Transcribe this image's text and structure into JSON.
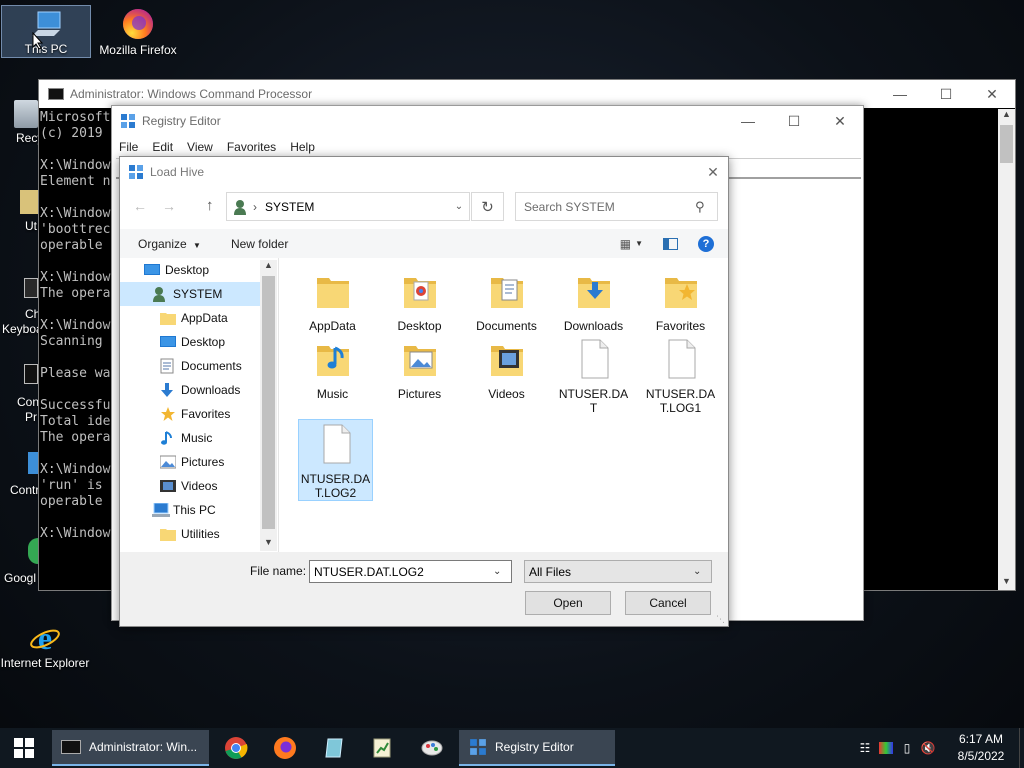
{
  "desktop": {
    "icons": [
      {
        "label": "This PC"
      },
      {
        "label": "Mozilla Firefox"
      },
      {
        "label": "Internet Explorer"
      }
    ],
    "partial_labels": [
      "Recy",
      "Ut",
      "Ch",
      "Keyboa",
      "Con",
      "Pr",
      "Contr",
      "Googl"
    ]
  },
  "cmd": {
    "title": "Administrator: Windows Command Processor",
    "lines": [
      "Microsoft",
      "(c) 2019",
      "",
      "X:\\Window",
      "Element n",
      "",
      "X:\\Window",
      "'boottrec",
      "operable",
      "",
      "X:\\Window",
      "The opera",
      "",
      "X:\\Window",
      "Scanning",
      "",
      "Please wa",
      "",
      "Successfu",
      "Total ide",
      "The opera",
      "",
      "X:\\Window",
      "'run' is",
      "operable",
      "",
      "X:\\Window"
    ]
  },
  "regedit": {
    "title": "Registry Editor",
    "menu": [
      "File",
      "Edit",
      "View",
      "Favorites",
      "Help"
    ]
  },
  "dialog": {
    "title": "Load Hive",
    "address": "SYSTEM",
    "search_placeholder": "Search SYSTEM",
    "organize_label": "Organize",
    "new_folder_label": "New folder",
    "nav_items": [
      {
        "label": "Desktop",
        "icon": "desktop-icon",
        "indent": 0
      },
      {
        "label": "SYSTEM",
        "icon": "user-icon",
        "indent": 1,
        "selected": true
      },
      {
        "label": "AppData",
        "icon": "folder-icon",
        "indent": 2
      },
      {
        "label": "Desktop",
        "icon": "desktop-icon",
        "indent": 2
      },
      {
        "label": "Documents",
        "icon": "documents-icon",
        "indent": 2
      },
      {
        "label": "Downloads",
        "icon": "downloads-icon",
        "indent": 2
      },
      {
        "label": "Favorites",
        "icon": "favorites-icon",
        "indent": 2
      },
      {
        "label": "Music",
        "icon": "music-icon",
        "indent": 2
      },
      {
        "label": "Pictures",
        "icon": "pictures-icon",
        "indent": 2
      },
      {
        "label": "Videos",
        "icon": "videos-icon",
        "indent": 2
      },
      {
        "label": "This PC",
        "icon": "this-pc-icon",
        "indent": 1
      },
      {
        "label": "Utilities",
        "icon": "folder-icon",
        "indent": 2
      }
    ],
    "files": [
      {
        "label": "AppData",
        "type": "folder"
      },
      {
        "label": "Desktop",
        "type": "folder"
      },
      {
        "label": "Documents",
        "type": "folder"
      },
      {
        "label": "Downloads",
        "type": "folder"
      },
      {
        "label": "Favorites",
        "type": "folder"
      },
      {
        "label": "Music",
        "type": "folder"
      },
      {
        "label": "Pictures",
        "type": "folder"
      },
      {
        "label": "Videos",
        "type": "folder"
      },
      {
        "label": "NTUSER.DA\nT",
        "type": "file"
      },
      {
        "label": "NTUSER.DA\nT.LOG1",
        "type": "file"
      },
      {
        "label": "NTUSER.DA\nT.LOG2",
        "type": "file",
        "selected": true
      }
    ],
    "file_name_label": "File name:",
    "file_name_value": "NTUSER.DAT.LOG2",
    "file_type_value": "All Files",
    "open_label": "Open",
    "cancel_label": "Cancel"
  },
  "taskbar": {
    "cmd_label": "Administrator: Win...",
    "regedit_label": "Registry Editor",
    "time": "6:17 AM",
    "date": "8/5/2022"
  },
  "colors": {
    "accent": "#0078d7",
    "folder": "#f8d775",
    "selection": "#cce8ff"
  }
}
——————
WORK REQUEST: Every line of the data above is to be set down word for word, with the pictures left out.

SOLUTION TO THE PROBLEM:
Transcribe this image's text and structure into JSON.
{
  "desktop": {
    "icons": [
      {
        "label": "This PC"
      },
      {
        "label": "Mozilla Firefox"
      },
      {
        "label": "Internet Explorer"
      }
    ],
    "partial_labels": [
      "Recy",
      "Ut",
      "Ch",
      "Keyboa",
      "Con",
      "Pr",
      "Contr",
      "Googl"
    ]
  },
  "cmd": {
    "title": "Administrator: Windows Command Processor",
    "lines": [
      "Microsoft",
      "(c) 2019",
      "",
      "X:\\Window",
      "Element n",
      "",
      "X:\\Window",
      "'boottrec",
      "operable",
      "",
      "X:\\Window",
      "The opera",
      "",
      "X:\\Window",
      "Scanning",
      "",
      "Please wa",
      "",
      "Successfu",
      "Total ide",
      "The opera",
      "",
      "X:\\Window",
      "'run' is",
      "operable",
      "",
      "X:\\Window"
    ]
  },
  "regedit": {
    "title": "Registry Editor",
    "menu": [
      "File",
      "Edit",
      "View",
      "Favorites",
      "Help"
    ]
  },
  "dialog": {
    "title": "Load Hive",
    "address": "SYSTEM",
    "search_placeholder": "Search SYSTEM",
    "organize_label": "Organize",
    "new_folder_label": "New folder",
    "nav_items": [
      {
        "label": "Desktop",
        "icon": "desktop-icon",
        "indent": 0
      },
      {
        "label": "SYSTEM",
        "icon": "user-icon",
        "indent": 1,
        "selected": true
      },
      {
        "label": "AppData",
        "icon": "folder-icon",
        "indent": 2
      },
      {
        "label": "Desktop",
        "icon": "desktop-icon",
        "indent": 2
      },
      {
        "label": "Documents",
        "icon": "documents-icon",
        "indent": 2
      },
      {
        "label": "Downloads",
        "icon": "downloads-icon",
        "indent": 2
      },
      {
        "label": "Favorites",
        "icon": "favorites-icon",
        "indent": 2
      },
      {
        "label": "Music",
        "icon": "music-icon",
        "indent": 2
      },
      {
        "label": "Pictures",
        "icon": "pictures-icon",
        "indent": 2
      },
      {
        "label": "Videos",
        "icon": "videos-icon",
        "indent": 2
      },
      {
        "label": "This PC",
        "icon": "this-pc-icon",
        "indent": 1
      },
      {
        "label": "Utilities",
        "icon": "folder-icon",
        "indent": 2
      }
    ],
    "files": [
      {
        "label": "AppData",
        "type": "folder"
      },
      {
        "label": "Desktop",
        "type": "folder"
      },
      {
        "label": "Documents",
        "type": "folder"
      },
      {
        "label": "Downloads",
        "type": "folder"
      },
      {
        "label": "Favorites",
        "type": "folder"
      },
      {
        "label": "Music",
        "type": "folder"
      },
      {
        "label": "Pictures",
        "type": "folder"
      },
      {
        "label": "Videos",
        "type": "folder"
      },
      {
        "label": "NTUSER.DA\nT",
        "type": "file"
      },
      {
        "label": "NTUSER.DA\nT.LOG1",
        "type": "file"
      },
      {
        "label": "NTUSER.DA\nT.LOG2",
        "type": "file",
        "selected": true
      }
    ],
    "file_name_label": "File name:",
    "file_name_value": "NTUSER.DAT.LOG2",
    "file_type_value": "All Files",
    "open_label": "Open",
    "cancel_label": "Cancel"
  },
  "taskbar": {
    "cmd_label": "Administrator: Win...",
    "regedit_label": "Registry Editor",
    "time": "6:17 AM",
    "date": "8/5/2022"
  },
  "colors": {
    "accent": "#0078d7",
    "folder": "#f8d775",
    "selection": "#cce8ff"
  }
}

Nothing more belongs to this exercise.